§ **WHAT THE TASK REQUIRES**:
Wherever "VArh" occurs in the entries, copy the line that holds it.

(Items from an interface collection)

+---+

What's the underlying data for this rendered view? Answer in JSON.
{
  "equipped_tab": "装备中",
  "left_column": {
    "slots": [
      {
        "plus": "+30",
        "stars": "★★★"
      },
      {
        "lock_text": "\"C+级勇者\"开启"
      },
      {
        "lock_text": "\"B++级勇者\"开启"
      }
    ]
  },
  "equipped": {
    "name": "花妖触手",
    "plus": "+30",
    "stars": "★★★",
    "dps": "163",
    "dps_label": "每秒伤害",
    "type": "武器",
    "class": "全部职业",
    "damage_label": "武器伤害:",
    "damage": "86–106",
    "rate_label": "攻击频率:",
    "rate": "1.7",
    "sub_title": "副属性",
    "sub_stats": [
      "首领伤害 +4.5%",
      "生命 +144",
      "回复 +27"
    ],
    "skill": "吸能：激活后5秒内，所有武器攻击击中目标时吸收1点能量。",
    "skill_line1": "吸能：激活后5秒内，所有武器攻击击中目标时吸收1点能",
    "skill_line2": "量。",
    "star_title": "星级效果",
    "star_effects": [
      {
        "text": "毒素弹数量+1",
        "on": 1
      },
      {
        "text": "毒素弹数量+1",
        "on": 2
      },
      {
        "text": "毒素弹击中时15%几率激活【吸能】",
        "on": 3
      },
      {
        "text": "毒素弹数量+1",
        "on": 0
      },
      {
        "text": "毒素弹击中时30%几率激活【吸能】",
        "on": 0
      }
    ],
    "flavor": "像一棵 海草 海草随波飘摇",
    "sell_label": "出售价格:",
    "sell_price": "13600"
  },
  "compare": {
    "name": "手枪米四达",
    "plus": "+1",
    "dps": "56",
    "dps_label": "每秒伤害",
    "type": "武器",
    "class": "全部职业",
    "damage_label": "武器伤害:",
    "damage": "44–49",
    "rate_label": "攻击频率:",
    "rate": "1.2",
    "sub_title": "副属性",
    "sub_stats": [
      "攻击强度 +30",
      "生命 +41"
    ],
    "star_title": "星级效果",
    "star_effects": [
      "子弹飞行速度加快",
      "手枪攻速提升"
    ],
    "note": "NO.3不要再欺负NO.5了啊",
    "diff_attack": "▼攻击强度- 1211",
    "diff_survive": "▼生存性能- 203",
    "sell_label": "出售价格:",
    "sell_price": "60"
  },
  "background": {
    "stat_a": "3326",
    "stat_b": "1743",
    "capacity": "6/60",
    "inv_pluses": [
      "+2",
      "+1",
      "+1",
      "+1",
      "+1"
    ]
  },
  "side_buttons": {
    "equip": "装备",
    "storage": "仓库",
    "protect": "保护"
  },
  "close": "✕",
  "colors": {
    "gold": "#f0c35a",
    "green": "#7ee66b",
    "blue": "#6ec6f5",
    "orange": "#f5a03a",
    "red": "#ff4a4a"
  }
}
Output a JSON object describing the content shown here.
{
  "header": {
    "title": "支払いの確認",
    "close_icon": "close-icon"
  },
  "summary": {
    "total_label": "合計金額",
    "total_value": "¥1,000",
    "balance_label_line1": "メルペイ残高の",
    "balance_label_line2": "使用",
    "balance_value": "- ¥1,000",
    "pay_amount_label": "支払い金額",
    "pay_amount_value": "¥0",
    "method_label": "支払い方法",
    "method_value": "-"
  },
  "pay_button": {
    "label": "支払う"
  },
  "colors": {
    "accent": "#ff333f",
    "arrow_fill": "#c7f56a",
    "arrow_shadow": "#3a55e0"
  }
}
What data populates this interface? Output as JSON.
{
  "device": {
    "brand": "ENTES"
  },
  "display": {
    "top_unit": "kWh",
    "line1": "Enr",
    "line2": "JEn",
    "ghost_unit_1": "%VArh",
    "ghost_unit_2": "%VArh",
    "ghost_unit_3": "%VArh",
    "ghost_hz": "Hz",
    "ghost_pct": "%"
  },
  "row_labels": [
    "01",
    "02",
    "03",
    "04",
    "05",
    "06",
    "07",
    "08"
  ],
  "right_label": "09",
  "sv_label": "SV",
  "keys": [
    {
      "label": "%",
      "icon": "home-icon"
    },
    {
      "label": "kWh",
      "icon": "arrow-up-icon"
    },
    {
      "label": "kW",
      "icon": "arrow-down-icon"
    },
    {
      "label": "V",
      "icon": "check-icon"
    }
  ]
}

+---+

§ **TASK ANSWER**:
    "ghost_unit_1": "%VArh",
    "ghost_unit_2": "%VArh",
    "ghost_unit_3": "%VArh",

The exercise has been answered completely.